## Assignment
Which lines of the data contain the string "JSON"? Copy every one of them.

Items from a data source
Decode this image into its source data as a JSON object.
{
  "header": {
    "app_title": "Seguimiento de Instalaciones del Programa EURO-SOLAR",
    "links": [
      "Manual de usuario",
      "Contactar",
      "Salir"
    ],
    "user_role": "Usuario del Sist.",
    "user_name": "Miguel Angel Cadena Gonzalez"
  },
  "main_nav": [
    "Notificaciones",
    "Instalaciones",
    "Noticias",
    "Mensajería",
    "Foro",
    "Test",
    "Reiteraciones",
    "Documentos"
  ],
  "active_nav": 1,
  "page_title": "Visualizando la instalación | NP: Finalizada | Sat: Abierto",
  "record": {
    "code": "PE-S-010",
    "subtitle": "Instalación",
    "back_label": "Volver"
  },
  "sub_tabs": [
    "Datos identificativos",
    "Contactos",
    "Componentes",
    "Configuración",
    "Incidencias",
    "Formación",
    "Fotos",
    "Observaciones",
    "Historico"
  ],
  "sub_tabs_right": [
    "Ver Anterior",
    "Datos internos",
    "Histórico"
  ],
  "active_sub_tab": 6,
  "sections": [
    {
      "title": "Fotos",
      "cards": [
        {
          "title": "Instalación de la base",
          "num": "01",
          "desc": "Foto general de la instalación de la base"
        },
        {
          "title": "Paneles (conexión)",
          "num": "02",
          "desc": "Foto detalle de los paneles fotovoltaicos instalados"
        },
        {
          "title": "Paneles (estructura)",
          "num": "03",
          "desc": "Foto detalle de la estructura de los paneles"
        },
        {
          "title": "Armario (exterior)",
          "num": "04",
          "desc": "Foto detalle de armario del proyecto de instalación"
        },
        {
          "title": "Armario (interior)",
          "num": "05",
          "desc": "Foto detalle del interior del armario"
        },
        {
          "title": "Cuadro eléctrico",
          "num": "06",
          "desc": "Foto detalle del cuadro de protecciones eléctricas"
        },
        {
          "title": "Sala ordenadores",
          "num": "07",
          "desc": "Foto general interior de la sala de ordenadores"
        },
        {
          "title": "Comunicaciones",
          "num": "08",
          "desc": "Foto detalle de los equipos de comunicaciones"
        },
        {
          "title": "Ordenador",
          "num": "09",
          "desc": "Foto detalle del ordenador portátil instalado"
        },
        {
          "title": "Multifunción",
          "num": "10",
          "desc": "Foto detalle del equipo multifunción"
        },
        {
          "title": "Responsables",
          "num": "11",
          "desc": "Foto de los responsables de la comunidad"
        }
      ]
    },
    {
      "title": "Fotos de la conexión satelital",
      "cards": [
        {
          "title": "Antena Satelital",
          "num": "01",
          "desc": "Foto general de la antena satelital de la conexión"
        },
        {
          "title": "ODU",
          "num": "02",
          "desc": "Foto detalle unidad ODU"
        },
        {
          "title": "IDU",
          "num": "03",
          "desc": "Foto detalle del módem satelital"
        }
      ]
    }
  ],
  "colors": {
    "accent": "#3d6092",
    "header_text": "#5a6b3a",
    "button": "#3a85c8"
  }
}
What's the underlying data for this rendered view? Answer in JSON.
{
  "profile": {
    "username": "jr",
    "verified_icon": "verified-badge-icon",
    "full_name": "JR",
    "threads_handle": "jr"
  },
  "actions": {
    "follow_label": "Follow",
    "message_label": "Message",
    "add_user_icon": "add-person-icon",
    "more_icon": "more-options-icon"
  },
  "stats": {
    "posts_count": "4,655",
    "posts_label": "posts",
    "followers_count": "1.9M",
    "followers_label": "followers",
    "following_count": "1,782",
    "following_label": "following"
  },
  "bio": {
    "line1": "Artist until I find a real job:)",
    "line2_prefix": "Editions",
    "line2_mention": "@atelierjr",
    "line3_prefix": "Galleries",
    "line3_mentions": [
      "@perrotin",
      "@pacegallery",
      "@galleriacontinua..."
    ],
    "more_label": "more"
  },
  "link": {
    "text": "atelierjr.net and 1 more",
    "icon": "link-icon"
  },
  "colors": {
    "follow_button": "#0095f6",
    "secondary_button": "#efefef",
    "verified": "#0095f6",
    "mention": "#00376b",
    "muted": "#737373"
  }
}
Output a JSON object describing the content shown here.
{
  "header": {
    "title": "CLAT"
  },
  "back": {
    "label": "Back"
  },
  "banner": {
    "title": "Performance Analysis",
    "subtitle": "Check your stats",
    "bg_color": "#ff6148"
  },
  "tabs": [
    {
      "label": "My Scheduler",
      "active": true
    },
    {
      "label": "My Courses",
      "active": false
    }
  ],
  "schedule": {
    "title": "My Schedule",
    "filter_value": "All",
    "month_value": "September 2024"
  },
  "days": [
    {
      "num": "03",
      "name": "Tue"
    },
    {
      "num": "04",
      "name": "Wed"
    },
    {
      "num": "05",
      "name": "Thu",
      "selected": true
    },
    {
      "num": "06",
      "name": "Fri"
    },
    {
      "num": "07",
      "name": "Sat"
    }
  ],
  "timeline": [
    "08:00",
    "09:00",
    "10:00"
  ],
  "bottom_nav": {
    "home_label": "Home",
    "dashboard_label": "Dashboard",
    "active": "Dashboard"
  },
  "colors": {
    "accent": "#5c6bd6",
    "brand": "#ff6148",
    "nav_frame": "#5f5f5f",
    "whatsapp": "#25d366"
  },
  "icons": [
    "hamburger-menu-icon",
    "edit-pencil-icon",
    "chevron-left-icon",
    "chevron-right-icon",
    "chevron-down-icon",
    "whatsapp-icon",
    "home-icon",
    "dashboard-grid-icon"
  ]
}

## Answer space
Decode this image into its source data as a JSON object.
What's the underlying data for this rendered view? Answer in JSON.
Output a JSON object describing the content shown here.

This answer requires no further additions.